Without changing anything, output the records below.

═════ RECORDS PROVIDED ═════

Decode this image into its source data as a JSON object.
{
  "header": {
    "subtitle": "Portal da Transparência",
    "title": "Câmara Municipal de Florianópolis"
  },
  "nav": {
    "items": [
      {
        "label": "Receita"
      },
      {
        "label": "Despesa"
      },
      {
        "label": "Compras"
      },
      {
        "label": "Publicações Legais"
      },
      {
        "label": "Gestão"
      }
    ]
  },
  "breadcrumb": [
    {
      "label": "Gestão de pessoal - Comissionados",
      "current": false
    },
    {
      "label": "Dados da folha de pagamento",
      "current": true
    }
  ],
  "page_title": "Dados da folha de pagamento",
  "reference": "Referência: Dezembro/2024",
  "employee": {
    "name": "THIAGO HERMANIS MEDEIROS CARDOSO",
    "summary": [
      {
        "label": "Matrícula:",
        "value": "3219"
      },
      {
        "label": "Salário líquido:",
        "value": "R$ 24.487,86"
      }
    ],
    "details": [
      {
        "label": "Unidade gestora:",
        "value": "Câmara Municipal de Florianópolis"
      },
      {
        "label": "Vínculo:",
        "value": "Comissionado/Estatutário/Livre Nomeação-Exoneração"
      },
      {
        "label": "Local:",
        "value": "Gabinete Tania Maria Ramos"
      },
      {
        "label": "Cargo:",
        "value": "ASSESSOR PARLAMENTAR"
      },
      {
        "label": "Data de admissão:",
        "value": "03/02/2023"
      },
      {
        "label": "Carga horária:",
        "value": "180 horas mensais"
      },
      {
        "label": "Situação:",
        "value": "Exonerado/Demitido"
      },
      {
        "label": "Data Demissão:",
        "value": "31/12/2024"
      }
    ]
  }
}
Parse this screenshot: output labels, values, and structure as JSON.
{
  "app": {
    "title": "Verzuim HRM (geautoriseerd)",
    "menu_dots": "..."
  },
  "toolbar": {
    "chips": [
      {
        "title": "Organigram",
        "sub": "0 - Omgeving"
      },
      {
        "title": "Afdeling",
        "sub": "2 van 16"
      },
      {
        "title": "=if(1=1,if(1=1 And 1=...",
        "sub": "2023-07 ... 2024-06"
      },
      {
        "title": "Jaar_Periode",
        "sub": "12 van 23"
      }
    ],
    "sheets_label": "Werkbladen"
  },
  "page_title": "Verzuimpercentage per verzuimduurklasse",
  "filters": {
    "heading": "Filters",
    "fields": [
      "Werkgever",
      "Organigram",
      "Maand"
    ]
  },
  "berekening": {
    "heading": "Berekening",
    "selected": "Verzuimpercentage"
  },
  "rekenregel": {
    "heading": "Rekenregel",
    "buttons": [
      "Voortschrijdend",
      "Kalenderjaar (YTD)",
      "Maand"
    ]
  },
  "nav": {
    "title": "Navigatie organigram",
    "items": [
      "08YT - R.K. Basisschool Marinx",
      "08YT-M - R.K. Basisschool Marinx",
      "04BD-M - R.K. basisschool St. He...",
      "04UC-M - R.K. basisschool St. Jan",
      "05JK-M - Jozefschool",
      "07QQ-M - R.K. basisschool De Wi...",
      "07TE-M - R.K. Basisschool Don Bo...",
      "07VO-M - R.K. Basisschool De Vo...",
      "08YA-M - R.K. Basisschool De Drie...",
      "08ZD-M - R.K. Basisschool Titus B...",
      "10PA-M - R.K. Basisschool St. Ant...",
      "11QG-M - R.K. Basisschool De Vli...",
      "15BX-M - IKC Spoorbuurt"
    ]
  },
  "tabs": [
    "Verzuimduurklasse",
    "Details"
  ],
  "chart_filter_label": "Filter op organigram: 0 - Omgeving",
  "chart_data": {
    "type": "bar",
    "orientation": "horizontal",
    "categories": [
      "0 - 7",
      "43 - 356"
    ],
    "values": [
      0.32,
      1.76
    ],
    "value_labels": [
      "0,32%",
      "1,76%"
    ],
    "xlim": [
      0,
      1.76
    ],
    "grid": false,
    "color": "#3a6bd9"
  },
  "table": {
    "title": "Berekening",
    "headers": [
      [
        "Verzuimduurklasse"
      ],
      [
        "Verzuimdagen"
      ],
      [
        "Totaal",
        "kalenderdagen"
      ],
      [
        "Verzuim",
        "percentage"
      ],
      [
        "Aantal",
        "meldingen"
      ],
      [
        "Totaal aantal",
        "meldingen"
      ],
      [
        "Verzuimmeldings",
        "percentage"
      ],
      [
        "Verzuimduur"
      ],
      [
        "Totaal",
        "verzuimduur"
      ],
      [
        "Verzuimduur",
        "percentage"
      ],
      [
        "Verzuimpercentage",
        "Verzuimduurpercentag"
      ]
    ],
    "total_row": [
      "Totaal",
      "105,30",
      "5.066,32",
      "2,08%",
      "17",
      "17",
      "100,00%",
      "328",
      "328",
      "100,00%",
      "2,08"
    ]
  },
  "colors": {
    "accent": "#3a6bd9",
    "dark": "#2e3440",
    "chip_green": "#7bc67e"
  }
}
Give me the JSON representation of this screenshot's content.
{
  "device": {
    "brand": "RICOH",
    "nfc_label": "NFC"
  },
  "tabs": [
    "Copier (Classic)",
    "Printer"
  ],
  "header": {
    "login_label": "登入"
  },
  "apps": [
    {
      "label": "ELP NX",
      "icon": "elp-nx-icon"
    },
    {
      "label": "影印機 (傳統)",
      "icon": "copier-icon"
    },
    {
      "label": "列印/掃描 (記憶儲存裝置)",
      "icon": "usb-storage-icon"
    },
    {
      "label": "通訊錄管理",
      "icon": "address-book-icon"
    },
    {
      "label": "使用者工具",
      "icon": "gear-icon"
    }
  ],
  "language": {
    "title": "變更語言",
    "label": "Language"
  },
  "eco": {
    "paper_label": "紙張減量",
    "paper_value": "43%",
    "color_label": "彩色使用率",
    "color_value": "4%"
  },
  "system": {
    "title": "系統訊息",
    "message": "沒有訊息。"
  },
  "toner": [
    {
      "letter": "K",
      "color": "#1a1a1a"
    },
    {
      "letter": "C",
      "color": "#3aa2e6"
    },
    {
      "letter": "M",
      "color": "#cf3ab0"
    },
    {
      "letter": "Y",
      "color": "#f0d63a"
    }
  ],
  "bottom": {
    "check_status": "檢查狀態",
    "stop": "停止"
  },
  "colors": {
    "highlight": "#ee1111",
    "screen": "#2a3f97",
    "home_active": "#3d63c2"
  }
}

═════

OUTPUT FOR THIS EXERCISE>
Decode this image into its source data as a JSON object.
{
  "header": {
    "subtitle": "Portal da Transparência",
    "title": "Câmara Municipal de Florianópolis"
  },
  "nav": {
    "items": [
      {
        "label": "Receita"
      },
      {
        "label": "Despesa"
      },
      {
        "label": "Compras"
      },
      {
        "label": "Publicações Legais"
      },
      {
        "label": "Gestão"
      }
    ]
  },
  "breadcrumb": [
    {
      "label": "Gestão de pessoal - Comissionados",
      "current": false
    },
    {
      "label": "Dados da folha de pagamento",
      "current": true
    }
  ],
  "page_title": "Dados da folha de pagamento",
  "reference": "Referência: Dezembro/2024",
  "employee": {
    "name": "THIAGO HERMANIS MEDEIROS CARDOSO",
    "summary": [
      {
        "label": "Matrícula:",
        "value": "3219"
      },
      {
        "label": "Salário líquido:",
        "value": "R$ 24.487,86"
      }
    ],
    "details": [
      {
        "label": "Unidade gestora:",
        "value": "Câmara Municipal de Florianópolis"
      },
      {
        "label": "Vínculo:",
        "value": "Comissionado/Estatutário/Livre Nomeação-Exoneração"
      },
      {
        "label": "Local:",
        "value": "Gabinete Tania Maria Ramos"
      },
      {
        "label": "Cargo:",
        "value": "ASSESSOR PARLAMENTAR"
      },
      {
        "label": "Data de admissão:",
        "value": "03/02/2023"
      },
      {
        "label": "Carga horária:",
        "value": "180 horas mensais"
      },
      {
        "label": "Situação:",
        "value": "Exonerado/Demitido"
      },
      {
        "label": "Data Demissão:",
        "value": "31/12/2024"
      }
    ]
  }
}
Parse this screenshot: output labels, values, and structure as JSON.
{
  "app": {
    "title": "Verzuim HRM (geautoriseerd)",
    "menu_dots": "..."
  },
  "toolbar": {
    "chips": [
      {
        "title": "Organigram",
        "sub": "0 - Omgeving"
      },
      {
        "title": "Afdeling",
        "sub": "2 van 16"
      },
      {
        "title": "=if(1=1,if(1=1 And 1=...",
        "sub": "2023-07 ... 2024-06"
      },
      {
        "title": "Jaar_Periode",
        "sub": "12 van 23"
      }
    ],
    "sheets_label": "Werkbladen"
  },
  "page_title": "Verzuimpercentage per verzuimduurklasse",
  "filters": {
    "heading": "Filters",
    "fields": [
      "Werkgever",
      "Organigram",
      "Maand"
    ]
  },
  "berekening": {
    "heading": "Berekening",
    "selected": "Verzuimpercentage"
  },
  "rekenregel": {
    "heading": "Rekenregel",
    "buttons": [
      "Voortschrijdend",
      "Kalenderjaar (YTD)",
      "Maand"
    ]
  },
  "nav": {
    "title": "Navigatie organigram",
    "items": [
      "08YT - R.K. Basisschool Marinx",
      "08YT-M - R.K. Basisschool Marinx",
      "04BD-M - R.K. basisschool St. He...",
      "04UC-M - R.K. basisschool St. Jan",
      "05JK-M - Jozefschool",
      "07QQ-M - R.K. basisschool De Wi...",
      "07TE-M - R.K. Basisschool Don Bo...",
      "07VO-M - R.K. Basisschool De Vo...",
      "08YA-M - R.K. Basisschool De Drie...",
      "08ZD-M - R.K. Basisschool Titus B...",
      "10PA-M - R.K. Basisschool St. Ant...",
      "11QG-M - R.K. Basisschool De Vli...",
      "15BX-M - IKC Spoorbuurt"
    ]
  },
  "tabs": [
    "Verzuimduurklasse",
    "Details"
  ],
  "chart_filter_label": "Filter op organigram: 0 - Omgeving",
  "chart_data": {
    "type": "bar",
    "orientation": "horizontal",
    "categories": [
      "0 - 7",
      "43 - 356"
    ],
    "values": [
      0.32,
      1.76
    ],
    "value_labels": [
      "0,32%",
      "1,76%"
    ],
    "xlim": [
      0,
      1.76
    ],
    "grid": false,
    "color": "#3a6bd9"
  },
  "table": {
    "title": "Berekening",
    "headers": [
      [
        "Verzuimduurklasse"
      ],
      [
        "Verzuimdagen"
      ],
      [
        "Totaal",
        "kalenderdagen"
      ],
      [
        "Verzuim",
        "percentage"
      ],
      [
        "Aantal",
        "meldingen"
      ],
      [
        "Totaal aantal",
        "meldingen"
      ],
      [
        "Verzuimmeldings",
        "percentage"
      ],
      [
        "Verzuimduur"
      ],
      [
        "Totaal",
        "verzuimduur"
      ],
      [
        "Verzuimduur",
        "percentage"
      ],
      [
        "Verzuimpercentage",
        "Verzuimduurpercentag"
      ]
    ],
    "total_row": [
      "Totaal",
      "105,30",
      "5.066,32",
      "2,08%",
      "17",
      "17",
      "100,00%",
      "328",
      "328",
      "100,00%",
      "2,08"
    ]
  },
  "colors": {
    "accent": "#3a6bd9",
    "dark": "#2e3440",
    "chip_green": "#7bc67e"
  }
}
Give me the JSON representation of this screenshot's content.
{
  "device": {
    "brand": "RICOH",
    "nfc_label": "NFC"
  },
  "tabs": [
    "Copier (Classic)",
    "Printer"
  ],
  "header": {
    "login_label": "登入"
  },
  "apps": [
    {
      "label": "ELP NX",
      "icon": "elp-nx-icon"
    },
    {
      "label": "影印機 (傳統)",
      "icon": "copier-icon"
    },
    {
      "label": "列印/掃描 (記憶儲存裝置)",
      "icon": "usb-storage-icon"
    },
    {
      "label": "通訊錄管理",
      "icon": "address-book-icon"
    },
    {
      "label": "使用者工具",
      "icon": "gear-icon"
    }
  ],
  "language": {
    "title": "變更語言",
    "label": "Language"
  },
  "eco": {
    "paper_label": "紙張減量",
    "paper_value": "43%",
    "color_label": "彩色使用率",
    "color_value": "4%"
  },
  "system": {
    "title": "系統訊息",
    "message": "沒有訊息。"
  },
  "toner": [
    {
      "letter": "K",
      "color": "#1a1a1a"
    },
    {
      "letter": "C",
      "color": "#3aa2e6"
    },
    {
      "letter": "M",
      "color": "#cf3ab0"
    },
    {
      "letter": "Y",
      "color": "#f0d63a"
    }
  ],
  "bottom": {
    "check_status": "檢查狀態",
    "stop": "停止"
  },
  "colors": {
    "highlight": "#ee1111",
    "screen": "#2a3f97",
    "home_active": "#3d63c2"
  }
}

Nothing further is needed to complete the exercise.